Now, one of my closest friends — who I have known since my first year at Miami, who I have shared countless experiences with and who has helped me grow and improve as a person — is graduating. And in less than six months, the majority of that 2019-20 freshman class will follow suit.

And I’ll still be here.

It’s somewhat bittersweet; I’m ridiculously happy for my friends and peers who are graduating. They’ve all been through so much and worked so incredibly hard to get to this point, and I can’t wait to see what they do once they’re let loose into the world.

Yet, as much as I will try to keep in touch with them and find time to hang out once they’re gone, in the back of my mind I know it’ll never quite be the same. I won’t be able to drive over to their apartment five minutes away anymore, playing Mario Party and watching movies on weekends, singing along to our favorite songs in the car.

And of course, I will still have friends at Miami. I’ve become pretty close with people I met through an internship I started last year, and joining The Miami Student has introduced me to some of the kindest and most incredible people I’ve ever known.

Many of them are also among those graduating in the spring.

Staying longer at Miami is definitely what’s best for me, both academically and mentally. It just comes with the knowledge that this is the last year I’ll be this close to some of the people that mean the most to me.

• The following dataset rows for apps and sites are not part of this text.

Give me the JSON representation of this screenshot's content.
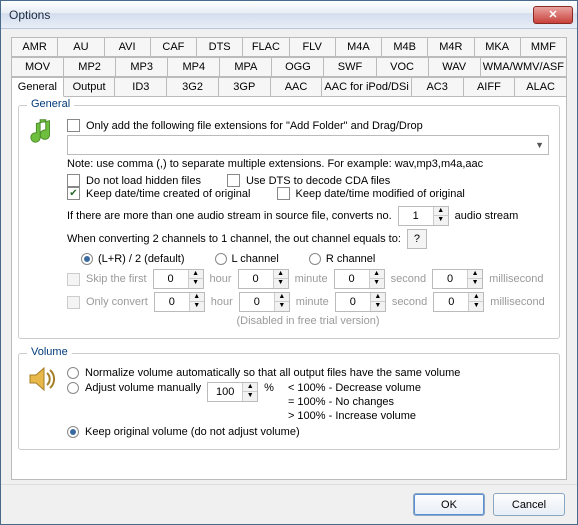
{
  "window": {
    "title": "Options",
    "ok": "OK",
    "cancel": "Cancel"
  },
  "tabs": {
    "row1": [
      "AMR",
      "AU",
      "AVI",
      "CAF",
      "DTS",
      "FLAC",
      "FLV",
      "M4A",
      "M4B",
      "M4R",
      "MKA",
      "MMF"
    ],
    "row2": [
      "MOV",
      "MP2",
      "MP3",
      "MP4",
      "MPA",
      "OGG",
      "SWF",
      "VOC",
      "WAV",
      "WMA/WMV/ASF"
    ],
    "row3": [
      "General",
      "Output",
      "ID3",
      "3G2",
      "3GP",
      "AAC",
      "AAC for iPod/DSi",
      "AC3",
      "AIFF",
      "ALAC"
    ],
    "active": "General"
  },
  "general": {
    "legend": "General",
    "only_add_ext": "Only add the following file extensions for \"Add Folder\" and Drag/Drop",
    "ext_value": "",
    "note": "Note: use comma (,) to separate multiple extensions. For example: wav,mp3,m4a,aac",
    "no_hidden": "Do not load hidden files",
    "use_dts": "Use DTS to decode CDA files",
    "keep_created": "Keep date/time created of original",
    "keep_modified": "Keep date/time modified of original",
    "stream_pre": "If there are more than one audio stream in source file, converts no.",
    "stream_val": "1",
    "stream_suf": "audio stream",
    "downmix": "When converting 2 channels to 1 channel, the out channel equals to:",
    "help": "?",
    "dm_opt1": "(L+R) / 2 (default)",
    "dm_opt2": "L channel",
    "dm_opt3": "R channel",
    "skip": "Skip the first",
    "onlyconv": "Only convert",
    "u_hour": "hour",
    "u_min": "minute",
    "u_sec": "second",
    "u_ms": "millisecond",
    "trial": "(Disabled in free trial version)",
    "t_h1": "0",
    "t_m1": "0",
    "t_s1": "0",
    "t_ms1": "0",
    "t_h2": "0",
    "t_m2": "0",
    "t_s2": "0",
    "t_ms2": "0"
  },
  "volume": {
    "legend": "Volume",
    "normalize": "Normalize volume automatically so that all output files have the same volume",
    "adjust": "Adjust volume manually",
    "adjust_val": "100",
    "adjust_unit": "%",
    "keep": "Keep original volume (do not adjust volume)",
    "hint1": "< 100% - Decrease volume",
    "hint2": "= 100% - No changes",
    "hint3": "> 100% - Increase volume"
  }
}
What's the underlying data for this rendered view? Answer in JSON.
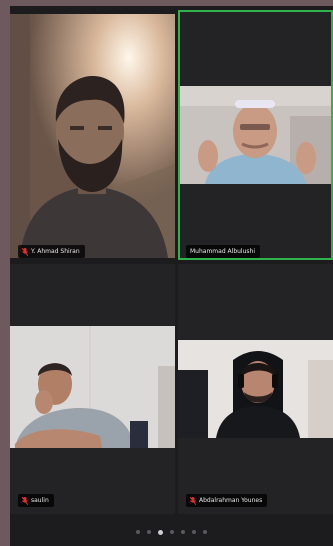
{
  "participants": [
    {
      "name": "Y. Ahmad Shiran",
      "muted": true
    },
    {
      "name": "Muhammad Albulushi",
      "muted": false
    },
    {
      "name": "saulin",
      "muted": true
    },
    {
      "name": "Abdalrahman Younes",
      "muted": true
    }
  ],
  "pagination": {
    "total": 7,
    "current": 3
  },
  "colors": {
    "active_speaker": "#2fb34a",
    "muted_icon": "#e0302a"
  }
}
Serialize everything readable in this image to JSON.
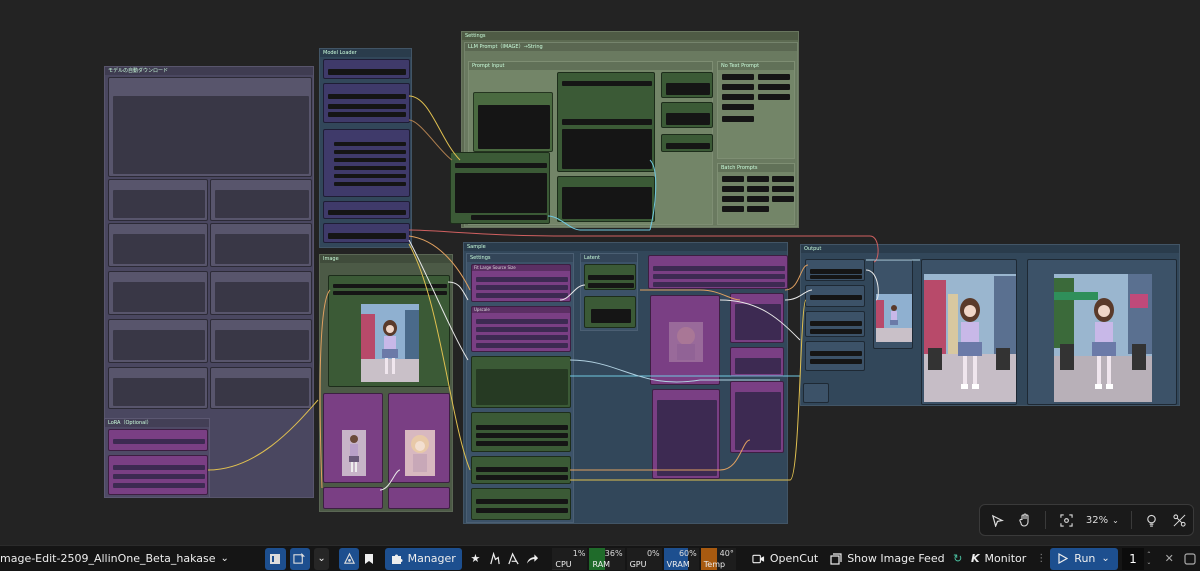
{
  "groups": {
    "model_download": "モデルの自動ダウンロード",
    "model_loader": "Model Loader",
    "settings": "Settings",
    "llm_prompt": "LLM Prompt（IMAGE）→String",
    "prompt_input": "Prompt Input",
    "no_text_prompt": "No Text Prompt",
    "batch_prompt": "Batch Prompts",
    "image": "Image",
    "lora": "LoRA（Optional）",
    "sample": "Sample",
    "settings2": "Settings",
    "latent": "Latent",
    "fit_large": "Fit Large Source Size",
    "upscale": "Upscale",
    "output": "Output"
  },
  "canvas": {
    "zoom": "32%",
    "tools": [
      "select-icon",
      "hand-icon",
      "fit-view-icon",
      "bulb-icon",
      "link-visibility-icon"
    ]
  },
  "bottombar": {
    "workflow_name": "mage-Edit-2509_AllinOne_Beta_hakase",
    "manager_label": "Manager",
    "stats": [
      {
        "label": "CPU",
        "value": "1%",
        "fill": 0.01,
        "color": "#2a2a2a"
      },
      {
        "label": "RAM",
        "value": "36%",
        "fill": 0.36,
        "color": "#1f6b2a"
      },
      {
        "label": "GPU",
        "value": "0%",
        "fill": 0.0,
        "color": "#2a2a2a"
      },
      {
        "label": "VRAM",
        "value": "60%",
        "fill": 0.6,
        "color": "#1d4f8f"
      },
      {
        "label": "Temp",
        "value": "40°",
        "fill": 0.4,
        "color": "#a85a10"
      }
    ],
    "opencut_label": "OpenCut",
    "show_image_feed_label": "Show Image Feed",
    "monitor_label": "Monitor",
    "run_label": "Run",
    "run_count": "1"
  },
  "colors": {
    "canvas_bg": "#232323",
    "group_purple": "#4a4760",
    "group_slate": "#32475a",
    "group_sage": "#5d6b52",
    "node_green": "#3b5a36",
    "node_magenta": "#7a3f84",
    "node_violet": "#3f3a6a",
    "accent_blue": "#1d4f8f"
  }
}
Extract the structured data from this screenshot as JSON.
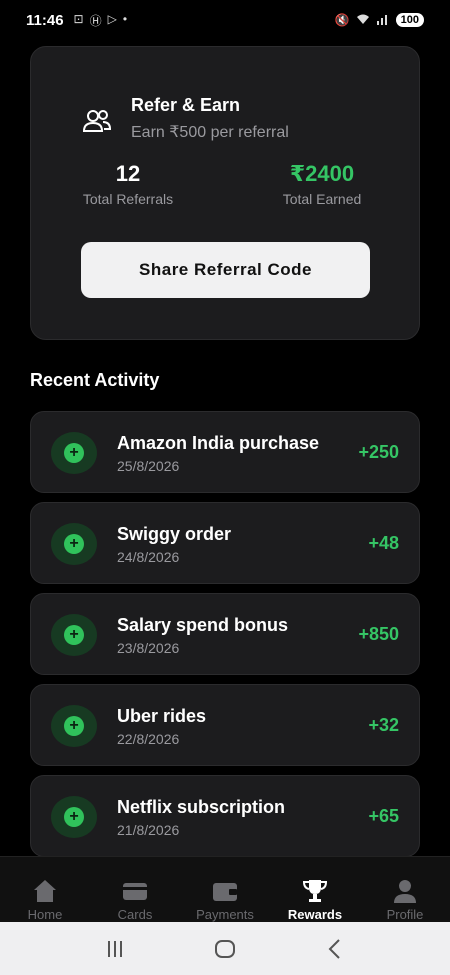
{
  "status_bar": {
    "time": "11:46",
    "battery": "100",
    "icons_left": [
      "screen-record-icon",
      "h-icon",
      "play-icon",
      "dot-icon"
    ],
    "icons_right": [
      "mute-icon",
      "wifi-icon",
      "signal-icon"
    ]
  },
  "referral": {
    "title": "Refer & Earn",
    "subtitle": "Earn ₹500 per referral",
    "icon": "users-icon",
    "total_referrals_value": "12",
    "total_referrals_label": "Total Referrals",
    "total_earned_value": "₹2400",
    "total_earned_label": "Total Earned",
    "share_button": "Share Referral Code"
  },
  "recent_activity": {
    "title": "Recent Activity",
    "items": [
      {
        "title": "Amazon India purchase",
        "date": "25/8/2026",
        "amount": "+250"
      },
      {
        "title": "Swiggy order",
        "date": "24/8/2026",
        "amount": "+48"
      },
      {
        "title": "Salary spend bonus",
        "date": "23/8/2026",
        "amount": "+850"
      },
      {
        "title": "Uber rides",
        "date": "22/8/2026",
        "amount": "+32"
      },
      {
        "title": "Netflix subscription",
        "date": "21/8/2026",
        "amount": "+65"
      }
    ]
  },
  "nav": {
    "items": [
      {
        "label": "Home",
        "icon": "home-icon"
      },
      {
        "label": "Cards",
        "icon": "card-icon"
      },
      {
        "label": "Payments",
        "icon": "wallet-icon"
      },
      {
        "label": "Rewards",
        "icon": "trophy-icon",
        "active": true
      },
      {
        "label": "Profile",
        "icon": "person-icon"
      }
    ]
  },
  "colors": {
    "accent_green": "#35c565",
    "card_bg": "#1c1c1e",
    "background": "#000000"
  }
}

So to everyone graduating this academic year, in December or May, congratulations! Go off and do incredible things. I’ll be here to hear about them and cheer you on from afar.